Each line of the listing where "tanda" appears should be reported.

[Start of Attachment]

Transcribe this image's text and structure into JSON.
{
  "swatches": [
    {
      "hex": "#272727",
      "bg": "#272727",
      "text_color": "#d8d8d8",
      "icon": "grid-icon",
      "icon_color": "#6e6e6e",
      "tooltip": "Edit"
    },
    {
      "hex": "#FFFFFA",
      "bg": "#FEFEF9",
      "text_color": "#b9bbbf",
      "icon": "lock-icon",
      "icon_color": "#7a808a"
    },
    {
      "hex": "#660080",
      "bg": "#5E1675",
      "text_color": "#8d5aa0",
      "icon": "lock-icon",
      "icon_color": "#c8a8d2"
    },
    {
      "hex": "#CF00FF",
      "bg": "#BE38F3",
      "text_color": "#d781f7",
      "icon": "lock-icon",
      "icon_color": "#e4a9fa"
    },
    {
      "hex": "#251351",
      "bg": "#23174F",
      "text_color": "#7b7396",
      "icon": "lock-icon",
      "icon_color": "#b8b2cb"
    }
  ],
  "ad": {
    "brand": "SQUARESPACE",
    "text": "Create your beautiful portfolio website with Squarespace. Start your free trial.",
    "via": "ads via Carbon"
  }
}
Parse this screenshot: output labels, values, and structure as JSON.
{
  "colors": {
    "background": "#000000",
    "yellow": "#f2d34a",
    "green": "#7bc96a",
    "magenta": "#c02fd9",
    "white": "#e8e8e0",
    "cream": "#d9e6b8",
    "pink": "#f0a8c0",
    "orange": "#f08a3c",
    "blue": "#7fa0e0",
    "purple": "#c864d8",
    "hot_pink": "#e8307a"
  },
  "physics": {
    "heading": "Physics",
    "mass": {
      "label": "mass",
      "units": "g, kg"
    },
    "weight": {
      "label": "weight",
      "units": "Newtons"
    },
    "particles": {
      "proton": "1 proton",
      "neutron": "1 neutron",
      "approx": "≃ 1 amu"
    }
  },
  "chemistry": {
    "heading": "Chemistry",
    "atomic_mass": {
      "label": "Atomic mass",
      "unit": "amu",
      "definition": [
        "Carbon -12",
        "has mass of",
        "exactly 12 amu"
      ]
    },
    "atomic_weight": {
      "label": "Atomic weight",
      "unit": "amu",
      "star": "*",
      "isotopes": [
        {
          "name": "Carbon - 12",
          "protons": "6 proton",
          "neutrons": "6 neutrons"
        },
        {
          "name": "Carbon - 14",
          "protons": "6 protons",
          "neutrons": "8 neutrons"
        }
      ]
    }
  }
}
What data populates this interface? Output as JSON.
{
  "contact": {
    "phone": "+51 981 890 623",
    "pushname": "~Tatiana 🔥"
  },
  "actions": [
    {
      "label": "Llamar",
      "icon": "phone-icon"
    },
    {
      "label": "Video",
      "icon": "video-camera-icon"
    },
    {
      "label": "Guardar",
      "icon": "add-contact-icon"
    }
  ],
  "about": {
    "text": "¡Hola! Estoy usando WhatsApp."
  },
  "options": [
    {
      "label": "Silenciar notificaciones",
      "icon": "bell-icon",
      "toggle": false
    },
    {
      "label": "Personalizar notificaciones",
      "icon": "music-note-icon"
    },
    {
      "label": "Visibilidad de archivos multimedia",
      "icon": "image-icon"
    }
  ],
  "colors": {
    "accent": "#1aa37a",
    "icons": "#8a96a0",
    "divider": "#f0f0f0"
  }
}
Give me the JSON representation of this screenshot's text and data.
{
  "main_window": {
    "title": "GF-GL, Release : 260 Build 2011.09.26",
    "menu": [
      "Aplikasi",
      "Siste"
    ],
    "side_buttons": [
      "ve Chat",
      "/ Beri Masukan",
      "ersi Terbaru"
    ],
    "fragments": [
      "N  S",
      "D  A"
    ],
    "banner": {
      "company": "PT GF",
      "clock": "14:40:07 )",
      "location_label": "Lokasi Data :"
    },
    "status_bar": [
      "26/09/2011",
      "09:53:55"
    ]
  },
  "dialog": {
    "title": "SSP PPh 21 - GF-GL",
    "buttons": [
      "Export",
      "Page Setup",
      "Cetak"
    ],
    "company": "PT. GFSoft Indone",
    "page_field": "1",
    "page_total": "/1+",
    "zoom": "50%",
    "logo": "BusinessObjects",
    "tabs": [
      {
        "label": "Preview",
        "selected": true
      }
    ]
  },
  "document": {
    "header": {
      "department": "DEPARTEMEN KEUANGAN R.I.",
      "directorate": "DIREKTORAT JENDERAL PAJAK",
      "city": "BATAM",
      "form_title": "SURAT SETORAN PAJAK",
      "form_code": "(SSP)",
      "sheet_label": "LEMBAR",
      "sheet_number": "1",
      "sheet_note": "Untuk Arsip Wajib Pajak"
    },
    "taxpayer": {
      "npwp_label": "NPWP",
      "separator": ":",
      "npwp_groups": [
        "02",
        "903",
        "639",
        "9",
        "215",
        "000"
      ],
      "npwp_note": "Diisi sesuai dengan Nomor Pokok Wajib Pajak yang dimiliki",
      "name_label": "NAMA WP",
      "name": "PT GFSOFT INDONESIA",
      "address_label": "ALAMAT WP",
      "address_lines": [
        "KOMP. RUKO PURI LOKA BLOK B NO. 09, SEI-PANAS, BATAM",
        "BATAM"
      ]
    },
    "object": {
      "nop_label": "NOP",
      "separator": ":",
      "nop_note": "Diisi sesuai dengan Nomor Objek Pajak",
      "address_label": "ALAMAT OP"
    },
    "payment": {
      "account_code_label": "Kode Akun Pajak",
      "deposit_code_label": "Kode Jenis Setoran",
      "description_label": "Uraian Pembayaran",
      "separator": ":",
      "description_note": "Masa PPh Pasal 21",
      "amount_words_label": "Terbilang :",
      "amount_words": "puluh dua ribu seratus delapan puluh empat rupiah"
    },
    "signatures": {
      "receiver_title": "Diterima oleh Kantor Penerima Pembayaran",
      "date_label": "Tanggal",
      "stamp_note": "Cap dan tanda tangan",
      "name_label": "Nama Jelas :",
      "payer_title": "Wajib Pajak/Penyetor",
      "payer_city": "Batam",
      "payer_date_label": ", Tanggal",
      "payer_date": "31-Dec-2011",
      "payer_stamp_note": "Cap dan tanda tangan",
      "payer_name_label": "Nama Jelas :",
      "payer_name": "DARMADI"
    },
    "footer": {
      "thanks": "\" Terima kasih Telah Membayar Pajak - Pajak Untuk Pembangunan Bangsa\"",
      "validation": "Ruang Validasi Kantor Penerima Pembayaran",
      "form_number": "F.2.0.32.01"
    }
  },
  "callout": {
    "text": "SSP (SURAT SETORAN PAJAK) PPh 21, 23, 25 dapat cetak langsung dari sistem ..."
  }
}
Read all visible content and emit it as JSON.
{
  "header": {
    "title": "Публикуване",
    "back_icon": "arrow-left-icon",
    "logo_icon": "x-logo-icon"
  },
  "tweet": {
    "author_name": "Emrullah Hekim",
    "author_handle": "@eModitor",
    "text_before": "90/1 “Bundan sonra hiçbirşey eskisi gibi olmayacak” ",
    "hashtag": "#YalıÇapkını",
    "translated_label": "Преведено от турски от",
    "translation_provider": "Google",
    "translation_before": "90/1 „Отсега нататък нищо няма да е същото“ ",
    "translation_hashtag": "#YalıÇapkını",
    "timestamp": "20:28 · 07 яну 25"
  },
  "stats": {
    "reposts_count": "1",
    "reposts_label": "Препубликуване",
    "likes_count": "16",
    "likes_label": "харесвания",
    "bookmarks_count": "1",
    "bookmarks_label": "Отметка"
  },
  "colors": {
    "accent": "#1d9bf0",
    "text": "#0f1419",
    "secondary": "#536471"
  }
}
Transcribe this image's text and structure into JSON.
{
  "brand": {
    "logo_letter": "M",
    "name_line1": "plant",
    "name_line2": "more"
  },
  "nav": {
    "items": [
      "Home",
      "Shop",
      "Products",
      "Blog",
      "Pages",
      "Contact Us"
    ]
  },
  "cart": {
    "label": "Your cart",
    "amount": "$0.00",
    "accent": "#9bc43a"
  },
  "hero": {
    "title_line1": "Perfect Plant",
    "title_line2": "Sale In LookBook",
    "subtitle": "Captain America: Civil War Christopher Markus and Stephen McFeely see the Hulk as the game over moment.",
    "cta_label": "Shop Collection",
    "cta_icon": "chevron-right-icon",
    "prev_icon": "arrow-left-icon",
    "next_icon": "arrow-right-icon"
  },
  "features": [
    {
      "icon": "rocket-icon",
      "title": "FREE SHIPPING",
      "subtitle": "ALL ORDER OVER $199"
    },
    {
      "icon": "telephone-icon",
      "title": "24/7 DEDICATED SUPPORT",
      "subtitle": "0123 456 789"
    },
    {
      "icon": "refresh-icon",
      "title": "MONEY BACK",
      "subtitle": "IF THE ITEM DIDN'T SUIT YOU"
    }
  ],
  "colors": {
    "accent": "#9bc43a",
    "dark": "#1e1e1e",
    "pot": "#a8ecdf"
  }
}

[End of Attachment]

EXERCISE SOLUTION:
      "stamp_note": "Cap dan tanda tangan",
      "payer_stamp_note": "Cap dan tanda tangan",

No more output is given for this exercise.